One of the highlights this year’s Royal Academy Summer Show 2015 is Grayson Perry’s Julie and Rob tapestry, a large work which is conceptually linked to the artist’s cross between Hansel and Gretel and a Russian Orthodox church, in the form of his house for Essex. The rentable holiday home is also an eccentric dedication to an individual by the name of Julie Cope.
The works give expression to her fictional life through both art and the architecture of the Perry’s Essex construction – an archetypal symbol of the feminine core of Essex – as is the tapestry on display at the RA. The work in this year’s summer show is apparently bemusing to some – but it is also a reflection of the artist’s current cultural value. In fact Perry is in danger of becoming a British institution.
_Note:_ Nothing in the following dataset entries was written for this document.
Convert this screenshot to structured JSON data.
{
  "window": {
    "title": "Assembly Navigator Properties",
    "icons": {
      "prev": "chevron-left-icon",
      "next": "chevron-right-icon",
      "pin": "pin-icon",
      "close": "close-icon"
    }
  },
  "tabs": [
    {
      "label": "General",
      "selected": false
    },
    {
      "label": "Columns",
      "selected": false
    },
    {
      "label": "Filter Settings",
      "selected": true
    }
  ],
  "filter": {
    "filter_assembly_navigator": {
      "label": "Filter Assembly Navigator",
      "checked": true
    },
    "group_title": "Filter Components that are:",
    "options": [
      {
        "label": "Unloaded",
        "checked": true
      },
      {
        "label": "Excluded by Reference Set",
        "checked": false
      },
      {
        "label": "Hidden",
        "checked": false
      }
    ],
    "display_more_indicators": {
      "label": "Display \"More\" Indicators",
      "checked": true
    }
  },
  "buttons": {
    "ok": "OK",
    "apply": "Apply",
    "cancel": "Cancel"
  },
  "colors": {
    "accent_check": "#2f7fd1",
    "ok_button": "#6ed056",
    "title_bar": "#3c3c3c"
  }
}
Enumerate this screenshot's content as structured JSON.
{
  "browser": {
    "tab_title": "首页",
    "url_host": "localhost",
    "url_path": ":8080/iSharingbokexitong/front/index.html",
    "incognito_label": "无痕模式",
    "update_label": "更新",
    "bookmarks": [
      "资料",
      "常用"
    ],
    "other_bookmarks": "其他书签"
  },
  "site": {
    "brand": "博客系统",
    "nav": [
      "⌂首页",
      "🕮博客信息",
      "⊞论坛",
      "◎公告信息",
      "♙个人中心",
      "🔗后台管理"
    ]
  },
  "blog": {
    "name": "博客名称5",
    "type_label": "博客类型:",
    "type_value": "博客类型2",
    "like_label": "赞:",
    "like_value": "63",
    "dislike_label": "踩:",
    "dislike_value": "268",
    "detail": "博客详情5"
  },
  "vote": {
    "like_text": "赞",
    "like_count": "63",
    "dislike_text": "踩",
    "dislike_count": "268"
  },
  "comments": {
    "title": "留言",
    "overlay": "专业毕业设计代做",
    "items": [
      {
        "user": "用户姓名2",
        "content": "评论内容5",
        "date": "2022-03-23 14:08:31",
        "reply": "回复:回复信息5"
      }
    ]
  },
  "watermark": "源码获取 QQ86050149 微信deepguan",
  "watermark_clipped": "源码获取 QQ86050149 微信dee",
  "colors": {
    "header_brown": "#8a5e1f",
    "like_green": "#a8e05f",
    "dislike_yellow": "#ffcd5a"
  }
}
This is perhaps signified by a widely-shared fascination for Perry; even among the celebrity entrants at this year’s RA Summer Show is the rather amusing work by Una Stubbs with her watercolour, Grayson and Measles, which depicts Grayson Perry and his teddy bear, Measles.
Artlyst travelled to Wrabness in Essex to meet Grayson Perry at the site of ‘A House for Essex’. The house is at once an architectural form and a particularly personal artwork for Perry, creating a chapel, a place of worship that celebrates the ordinary, the everyday life of an Essex girl, woman, and mother as Perry takes the viewer on a journey through her life – and her death at the hands of a pizza delivery moped.
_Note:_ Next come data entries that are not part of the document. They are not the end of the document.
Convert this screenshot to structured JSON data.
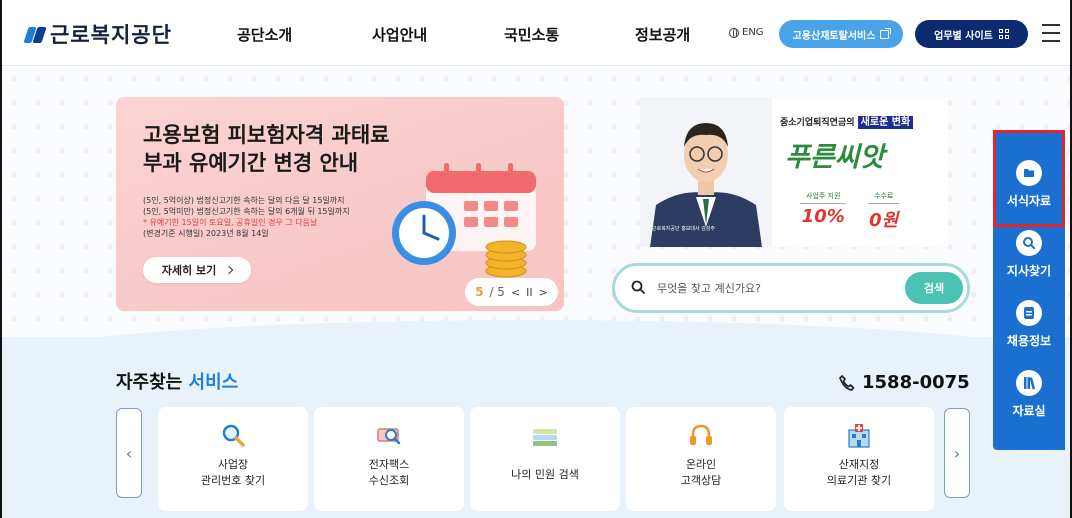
{
  "header": {
    "logo_text": "근로복지공단",
    "nav": [
      "공단소개",
      "사업안내",
      "국민소통",
      "정보공개"
    ],
    "eng_label": "ENG",
    "portal_button": "고용산재토탈서비스",
    "work_button": "업무별 사이트"
  },
  "banner": {
    "title_line1": "고용보험 피보험자격 과태료",
    "title_line2": "부과 유예기간 변경 안내",
    "body": [
      "(5인, 5억이상) 법정신고기한 속하는 달의 다음 달 15일까지",
      "(5인, 5억미만) 법정신고기한 속하는 달의 6개월 뒤 15일까지",
      "* 유예기한 15일이 토요일, 공휴일인 경우 그 다음날",
      "(변경기준 시행일) 2023년 8월 14일"
    ],
    "detail_button": "자세히 보기",
    "pager_current": "5",
    "pager_total": "/ 5"
  },
  "ad": {
    "line1_prefix": "중소기업퇴직연금의",
    "line1_highlight": "새로운 변화",
    "brand": "푸른씨앗",
    "col1_label": "사업주 지원",
    "col1_value": "10%",
    "col2_label": "수수료",
    "col2_value": "0원",
    "caption": "근로복지공단 홍보대사 김성주"
  },
  "search": {
    "placeholder": "무엇을 찾고 계신가요?",
    "button": "검색"
  },
  "services": {
    "title_prefix": "자주찾는",
    "title_highlight": "서비스",
    "phone": "1588-0075",
    "items": [
      {
        "line1": "사업장",
        "line2": "관리번호 찾기"
      },
      {
        "line1": "전자팩스",
        "line2": "수신조회"
      },
      {
        "line1": "나의 민원 검색",
        "line2": ""
      },
      {
        "line1": "온라인",
        "line2": "고객상담"
      },
      {
        "line1": "산재지정",
        "line2": "의료기관 찾기"
      }
    ]
  },
  "quick_menu": {
    "items": [
      "서식자료",
      "지사찾기",
      "채용정보",
      "자료실"
    ],
    "active": "서식자료"
  },
  "colors": {
    "brand_blue": "#1a6fd0",
    "navy": "#0b2a6f",
    "highlight_red": "#e3252b",
    "search_green": "#4cc2b2"
  }
}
Perry has also created a new landmark for the village, close to the Essex coast. The work began with the creation of a rather touching poem detailing the life of a very ordinary and at the same time, this very special individual. After giving a tour of the stunning interior including other tapestries depicting Julie and Rob, Grayson Perry was kind enough to talk to Artlyst about the creation of A House For Essex, the identity of Julie Cope, and British art education.
Interview: Paul Black. Photos: © P A Black, 2015 Artlyst all rights reserved